** Your assignment **
Below are the records; retype each one exactly.

** Materials provided **
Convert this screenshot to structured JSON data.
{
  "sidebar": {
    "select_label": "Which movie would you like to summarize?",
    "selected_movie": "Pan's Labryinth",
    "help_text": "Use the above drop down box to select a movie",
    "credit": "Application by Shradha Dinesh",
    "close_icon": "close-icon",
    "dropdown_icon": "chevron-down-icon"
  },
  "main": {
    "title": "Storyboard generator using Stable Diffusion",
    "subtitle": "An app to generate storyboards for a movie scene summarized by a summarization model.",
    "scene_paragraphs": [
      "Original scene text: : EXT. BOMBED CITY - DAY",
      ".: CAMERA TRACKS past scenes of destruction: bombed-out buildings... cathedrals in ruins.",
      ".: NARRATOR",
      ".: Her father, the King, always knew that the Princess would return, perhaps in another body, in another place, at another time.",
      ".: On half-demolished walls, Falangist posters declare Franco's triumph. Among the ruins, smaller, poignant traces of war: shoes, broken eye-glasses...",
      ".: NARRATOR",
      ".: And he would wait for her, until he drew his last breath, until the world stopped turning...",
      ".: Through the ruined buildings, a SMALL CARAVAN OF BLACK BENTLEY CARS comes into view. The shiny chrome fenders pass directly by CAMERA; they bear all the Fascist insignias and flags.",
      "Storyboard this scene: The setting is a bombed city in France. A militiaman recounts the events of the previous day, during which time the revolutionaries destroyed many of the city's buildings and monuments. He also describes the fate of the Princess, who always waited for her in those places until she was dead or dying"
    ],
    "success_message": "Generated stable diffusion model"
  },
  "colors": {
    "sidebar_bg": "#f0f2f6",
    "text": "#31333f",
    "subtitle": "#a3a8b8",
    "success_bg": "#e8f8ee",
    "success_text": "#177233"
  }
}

** Answer to this task **
Convert this screenshot to structured JSON data.
{
  "sidebar": {
    "select_label": "Which movie would you like to summarize?",
    "selected_movie": "Pan's Labryinth",
    "help_text": "Use the above drop down box to select a movie",
    "credit": "Application by Shradha Dinesh",
    "close_icon": "close-icon",
    "dropdown_icon": "chevron-down-icon"
  },
  "main": {
    "title": "Storyboard generator using Stable Diffusion",
    "subtitle": "An app to generate storyboards for a movie scene summarized by a summarization model.",
    "scene_paragraphs": [
      "Original scene text: : EXT. BOMBED CITY - DAY",
      ".: CAMERA TRACKS past scenes of destruction: bombed-out buildings... cathedrals in ruins.",
      ".: NARRATOR",
      ".: Her father, the King, always knew that the Princess would return, perhaps in another body, in another place, at another time.",
      ".: On half-demolished walls, Falangist posters declare Franco's triumph. Among the ruins, smaller, poignant traces of war: shoes, broken eye-glasses...",
      ".: NARRATOR",
      ".: And he would wait for her, until he drew his last breath, until the world stopped turning...",
      ".: Through the ruined buildings, a SMALL CARAVAN OF BLACK BENTLEY CARS comes into view. The shiny chrome fenders pass directly by CAMERA; they bear all the Fascist insignias and flags.",
      "Storyboard this scene: The setting is a bombed city in France. A militiaman recounts the events of the previous day, during which time the revolutionaries destroyed many of the city's buildings and monuments. He also describes the fate of the Princess, who always waited for her in those places until she was dead or dying"
    ],
    "success_message": "Generated stable diffusion model"
  },
  "colors": {
    "sidebar_bg": "#f0f2f6",
    "text": "#31333f",
    "subtitle": "#a3a8b8",
    "success_bg": "#e8f8ee",
    "success_text": "#177233"
  }
}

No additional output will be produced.